The Netherlands could become the first country in the world to ban the sale of diesel and petrol engined cars, if draft laws supported by leading Dutch politicians are enforced.
Earlier this year reports revealed that decision makers in the Netherlands and Norway were in favour of only allowing the sale of zero-emission vehicles in their countries from 2025. Now Yale Climate Connections (YCC) reports that the process in the Netherlands has gained traction, meaning the chances of the law being passed there are becoming increasingly likely.
Leading voice behind the campaign, Jan Vos of the Dutch Labour Party, told YCC that he believed the ban on combustion engined cars couldn’t be rolled out until electric vehicles are affordable and practical. But he reiterated the need to reduce emissions, saying: “We need to phase out CO2 emissions and we need to change our pattern of using fossil fuels if we want to save the Earth.”
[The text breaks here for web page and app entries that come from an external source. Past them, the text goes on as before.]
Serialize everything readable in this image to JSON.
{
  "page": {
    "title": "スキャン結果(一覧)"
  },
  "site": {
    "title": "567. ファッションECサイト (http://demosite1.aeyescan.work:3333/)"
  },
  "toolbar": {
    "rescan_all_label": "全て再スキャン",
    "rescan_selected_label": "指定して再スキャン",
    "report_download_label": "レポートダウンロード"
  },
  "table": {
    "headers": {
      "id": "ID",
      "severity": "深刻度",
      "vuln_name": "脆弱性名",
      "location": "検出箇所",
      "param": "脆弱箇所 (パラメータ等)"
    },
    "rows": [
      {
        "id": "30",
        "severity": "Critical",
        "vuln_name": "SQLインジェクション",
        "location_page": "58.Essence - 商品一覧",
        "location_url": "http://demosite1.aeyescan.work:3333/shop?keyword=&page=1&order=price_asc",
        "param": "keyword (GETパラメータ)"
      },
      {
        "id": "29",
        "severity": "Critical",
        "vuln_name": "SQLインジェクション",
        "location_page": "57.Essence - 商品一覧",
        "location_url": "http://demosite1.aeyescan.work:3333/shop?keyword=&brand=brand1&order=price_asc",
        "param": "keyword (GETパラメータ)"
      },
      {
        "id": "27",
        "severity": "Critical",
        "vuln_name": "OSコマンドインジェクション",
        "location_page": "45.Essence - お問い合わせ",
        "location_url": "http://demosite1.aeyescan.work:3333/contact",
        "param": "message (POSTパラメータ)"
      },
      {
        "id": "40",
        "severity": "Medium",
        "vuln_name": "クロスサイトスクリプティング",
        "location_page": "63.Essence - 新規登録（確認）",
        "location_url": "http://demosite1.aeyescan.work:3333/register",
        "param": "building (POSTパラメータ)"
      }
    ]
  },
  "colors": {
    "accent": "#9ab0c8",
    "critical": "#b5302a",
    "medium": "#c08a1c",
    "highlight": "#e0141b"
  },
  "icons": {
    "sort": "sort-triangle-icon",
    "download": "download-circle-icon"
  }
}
The Netherlands has already cemented itself as a leading country in the uptake of zero and low-emission vehicles. Close to a quarter of new car sales are made up of fully electric vehicles, and certain models, such as the BMW 3 Series, have sold in vast numbers as hybrids, with 43% of registrations being for the 330e model.
Compared with the rest of Europe, where just 4% of 3 Series sales are hybrids, and the Netherland’s preference for low-emission vehicles is clear.
The Netherlands joined the International Zero-Emission Vehicle (ZEV) Alliance last year, which aims to make all new vehicles use electric power by the year 2050.
The UK is also a member of the ZEV Alliance and trends here suggest British consumers are also beginning to switch to electric models. The number of plug-in hybrids registered increased from 3,500 cars in 2013 to more than 75,000 so far in 2016 (to the end of July), and demand for electric vehicles was up by 31.8% in the first three months of the year compared with the same period in 2015.